DATASET EXTRACT
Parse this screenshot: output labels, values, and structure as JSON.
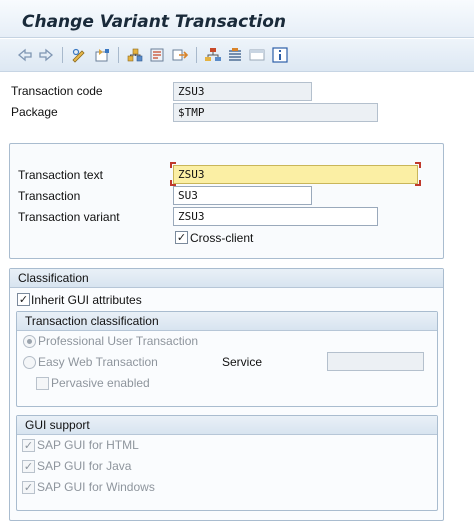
{
  "window": {
    "title": "Change Variant Transaction"
  },
  "toolbar": {
    "icons": [
      "back-arrow-icon",
      "forward-arrow-icon",
      "display-change-icon",
      "other-object-icon",
      "where-used-icon",
      "generate-icon",
      "export-icon",
      "hierarchy-icon",
      "bookmark-stack-icon",
      "window-icon",
      "info-icon"
    ]
  },
  "header": {
    "transaction_code_label": "Transaction code",
    "transaction_code_value": "ZSU3",
    "package_label": "Package",
    "package_value": "$TMP"
  },
  "main": {
    "transaction_text_label": "Transaction text",
    "transaction_text_value": "ZSU3",
    "transaction_label": "Transaction",
    "transaction_value": "SU3",
    "transaction_variant_label": "Transaction variant",
    "transaction_variant_value": "ZSU3",
    "cross_client_label": "Cross-client",
    "cross_client_checked": true
  },
  "classification": {
    "title": "Classification",
    "inherit_gui_label": "Inherit GUI attributes",
    "inherit_gui_checked": true,
    "transaction_classification": {
      "title": "Transaction classification",
      "professional_label": "Professional User Transaction",
      "easy_web_label": "Easy Web Transaction",
      "pervasive_label": "Pervasive enabled",
      "service_label": "Service",
      "service_value": "",
      "selected": "professional"
    },
    "gui_support": {
      "title": "GUI support",
      "html_label": "SAP GUI for HTML",
      "java_label": "SAP GUI for Java",
      "windows_label": "SAP GUI for Windows"
    }
  }
}
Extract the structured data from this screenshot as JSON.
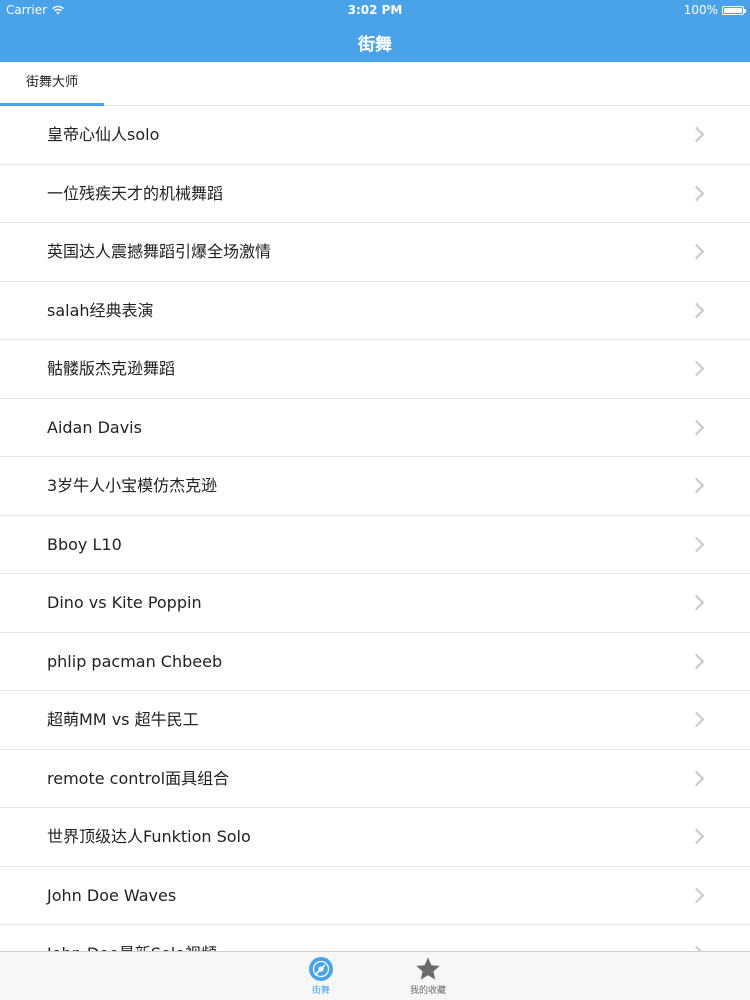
{
  "status_bar": {
    "carrier": "Carrier",
    "time": "3:02 PM",
    "battery": "100%",
    "battery_level": 1.0,
    "icons": [
      "wifi-icon",
      "battery-icon"
    ]
  },
  "nav": {
    "title": "街舞"
  },
  "tabs": [
    {
      "label": "街舞大师",
      "active": true
    }
  ],
  "list": {
    "items": [
      {
        "title": "皇帝心仙人solo"
      },
      {
        "title": "一位残疾天才的机械舞蹈"
      },
      {
        "title": "英国达人震撼舞蹈引爆全场激情"
      },
      {
        "title": "salah经典表演"
      },
      {
        "title": "骷髅版杰克逊舞蹈"
      },
      {
        "title": "Aidan Davis"
      },
      {
        "title": "3岁牛人小宝模仿杰克逊"
      },
      {
        "title": "Bboy L10"
      },
      {
        "title": "Dino vs Kite Poppin"
      },
      {
        "title": "phlip pacman Chbeeb"
      },
      {
        "title": "超萌MM vs 超牛民工"
      },
      {
        "title": "remote control面具组合"
      },
      {
        "title": "世界顶级达人Funktion Solo"
      },
      {
        "title": "John Doe Waves"
      },
      {
        "title": "John Doe最新Solo视频"
      }
    ],
    "chevron_icon": "chevron-right-icon"
  },
  "tabbar": {
    "items": [
      {
        "label": "街舞",
        "icon": "disc-icon",
        "active": true
      },
      {
        "label": "我的收藏",
        "icon": "star-icon",
        "active": false
      }
    ]
  },
  "colors": {
    "accent": "#4aa3e8",
    "separator": "#e6e6e6",
    "chevron": "#c7c7cc",
    "text": "#222222",
    "tabbar_inactive": "#6b6b6b"
  }
}
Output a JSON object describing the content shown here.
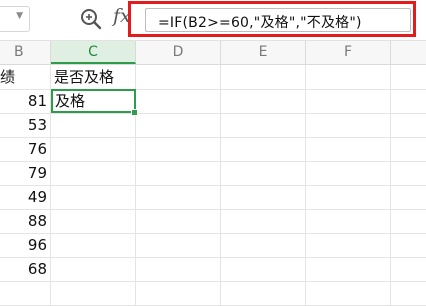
{
  "formula_bar": {
    "name_box_value": "",
    "formula": "=IF(B2>=60,\"及格\",\"不及格\")",
    "fx_label": "fx",
    "highlight_color": "#e21c1c"
  },
  "columns": [
    "B",
    "C",
    "D",
    "E",
    "F"
  ],
  "selected_column": "C",
  "sheet": {
    "b_header_fragment": "绩",
    "c_header": "是否及格",
    "c2_value": "及格",
    "scores": [
      "81",
      "53",
      "76",
      "79",
      "49",
      "88",
      "96",
      "68"
    ]
  },
  "colors": {
    "selection_green": "#2e9c4a",
    "header_bg": "#f7f7f7"
  }
}
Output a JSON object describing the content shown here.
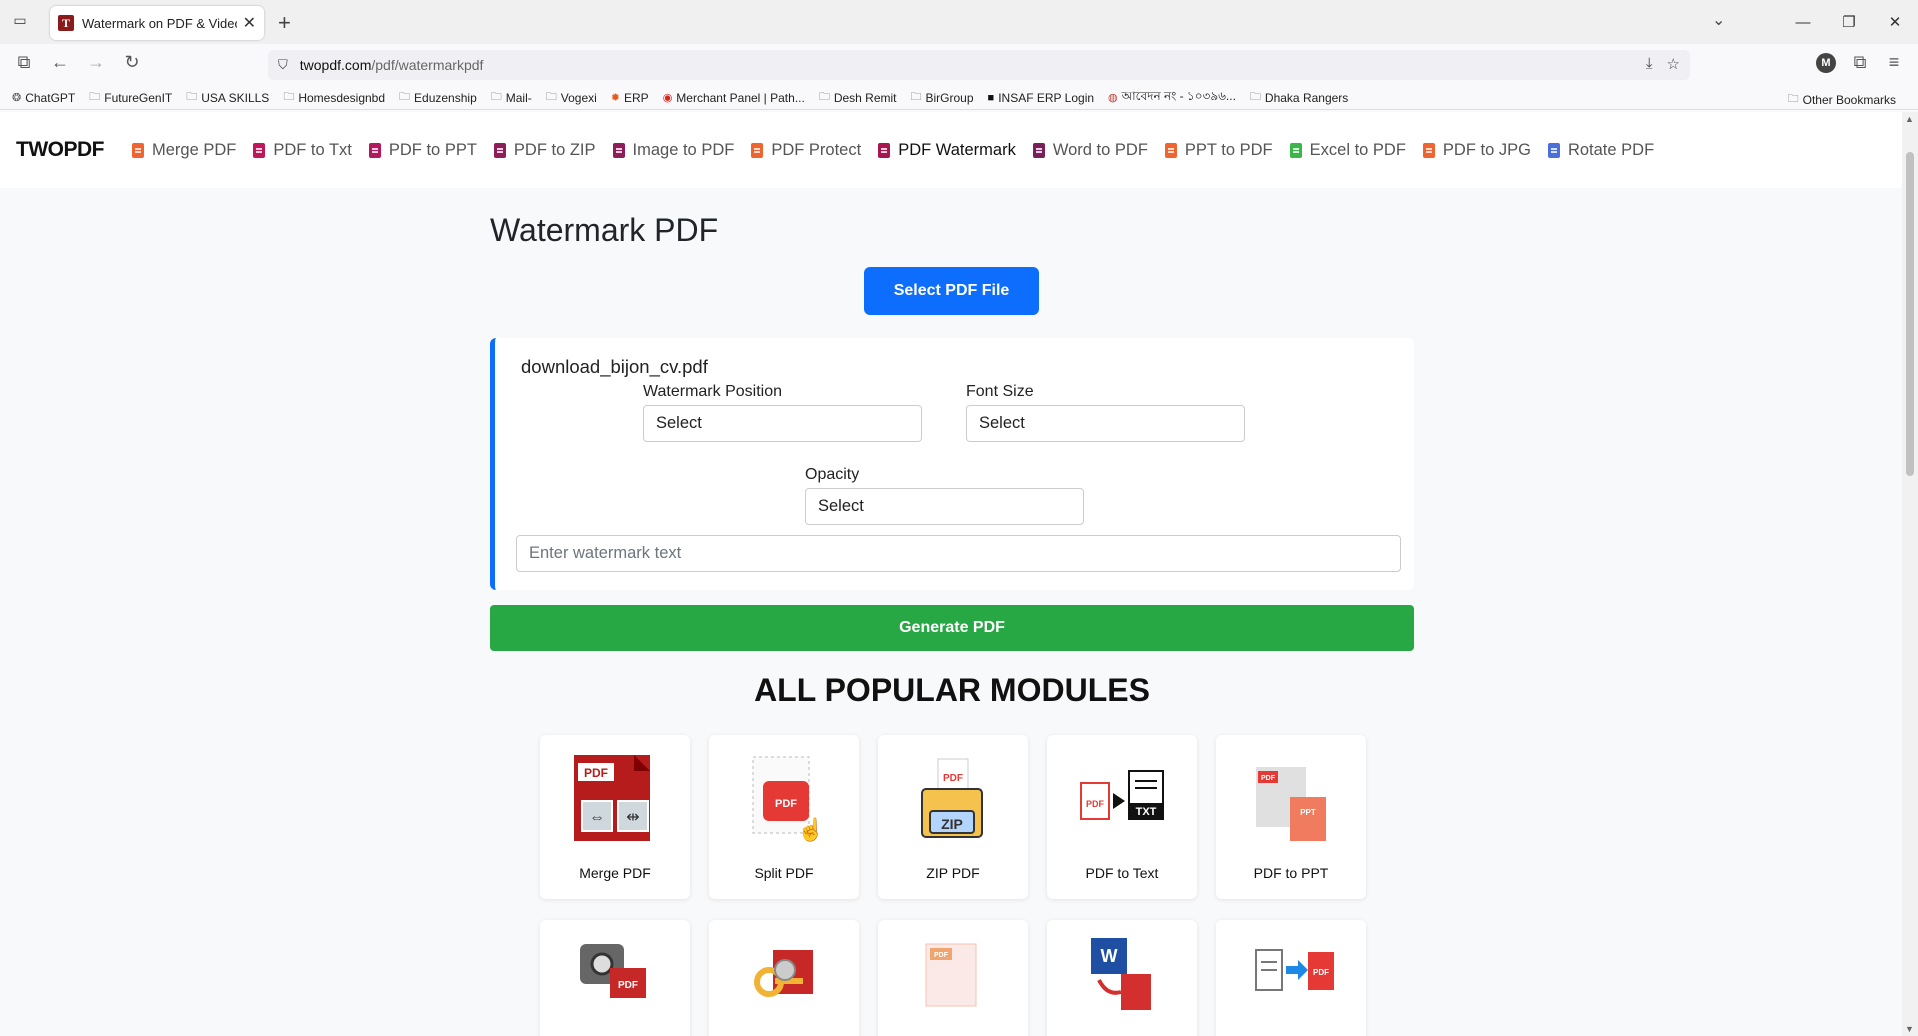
{
  "browser": {
    "tab_title": "Watermark on PDF & Video: Ho",
    "favicon_letter": "T",
    "url_host": "twopdf.com",
    "url_path": "/pdf/watermarkpdf",
    "profile_initial": "M",
    "bookmarks": [
      {
        "label": "ChatGPT",
        "icon": "chatgpt-icon"
      },
      {
        "label": "FutureGenIT",
        "icon": "folder-icon"
      },
      {
        "label": "USA SKILLS",
        "icon": "folder-icon"
      },
      {
        "label": "Homesdesignbd",
        "icon": "folder-icon"
      },
      {
        "label": "Eduzenship",
        "icon": "folder-icon"
      },
      {
        "label": "Mail-",
        "icon": "folder-icon"
      },
      {
        "label": "Vogexi",
        "icon": "folder-icon"
      },
      {
        "label": "ERP",
        "icon": "erp-icon"
      },
      {
        "label": "Merchant Panel | Path...",
        "icon": "pathao-icon"
      },
      {
        "label": "Desh Remit",
        "icon": "folder-icon"
      },
      {
        "label": "BirGroup",
        "icon": "folder-icon"
      },
      {
        "label": "INSAF ERP Login",
        "icon": "insaf-icon"
      },
      {
        "label": "আবেদন নং - ১০৩৯৬...",
        "icon": "gov-icon"
      },
      {
        "label": "Dhaka Rangers",
        "icon": "folder-icon"
      }
    ],
    "other_bookmarks": "Other Bookmarks"
  },
  "site": {
    "brand": "TWOPDF",
    "nav": [
      {
        "label": "Merge PDF",
        "color": "#f0642f"
      },
      {
        "label": "PDF to Txt",
        "color": "#c0175c"
      },
      {
        "label": "PDF to PPT",
        "color": "#b2185e"
      },
      {
        "label": "PDF to ZIP",
        "color": "#8f1d5a"
      },
      {
        "label": "Image to PDF",
        "color": "#8f1d5a"
      },
      {
        "label": "PDF Protect",
        "color": "#f0642f"
      },
      {
        "label": "PDF Watermark",
        "color": "#a8154f"
      },
      {
        "label": "Word to PDF",
        "color": "#7a1e5c"
      },
      {
        "label": "PPT to PDF",
        "color": "#f0642f"
      },
      {
        "label": "Excel to PDF",
        "color": "#3cb54a"
      },
      {
        "label": "PDF to JPG",
        "color": "#f0642f"
      },
      {
        "label": "Rotate PDF",
        "color": "#4a6fd8"
      }
    ]
  },
  "main": {
    "title": "Watermark PDF",
    "select_button": "Select PDF File",
    "file_name": "download_bijon_cv.pdf",
    "position_label": "Watermark Position",
    "position_value": "Select",
    "font_size_label": "Font Size",
    "font_size_value": "Select",
    "opacity_label": "Opacity",
    "opacity_value": "Select",
    "watermark_placeholder": "Enter watermark text",
    "generate_button": "Generate PDF"
  },
  "modules": {
    "title": "ALL POPULAR MODULES",
    "items": [
      {
        "label": "Merge PDF",
        "icon": "merge-pdf-icon"
      },
      {
        "label": "Split PDF",
        "icon": "split-pdf-icon"
      },
      {
        "label": "ZIP PDF",
        "icon": "zip-pdf-icon"
      },
      {
        "label": "PDF to Text",
        "icon": "pdf-to-text-icon"
      },
      {
        "label": "PDF to PPT",
        "icon": "pdf-to-ppt-icon"
      },
      {
        "label": "",
        "icon": "image-to-pdf-icon"
      },
      {
        "label": "",
        "icon": "pdf-protect-icon"
      },
      {
        "label": "",
        "icon": "pdf-watermark-icon"
      },
      {
        "label": "",
        "icon": "word-to-pdf-icon"
      },
      {
        "label": "",
        "icon": "doc-to-pdf-icon"
      }
    ]
  }
}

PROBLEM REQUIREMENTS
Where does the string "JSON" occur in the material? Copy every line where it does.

ANSWER BELOW
Parse this screenshot: output labels, values, and structure as JSON.
Extract the structured data from this screenshot as JSON.
Output a JSON object describing the content shown here.
Output a JSON object describing the content shown here.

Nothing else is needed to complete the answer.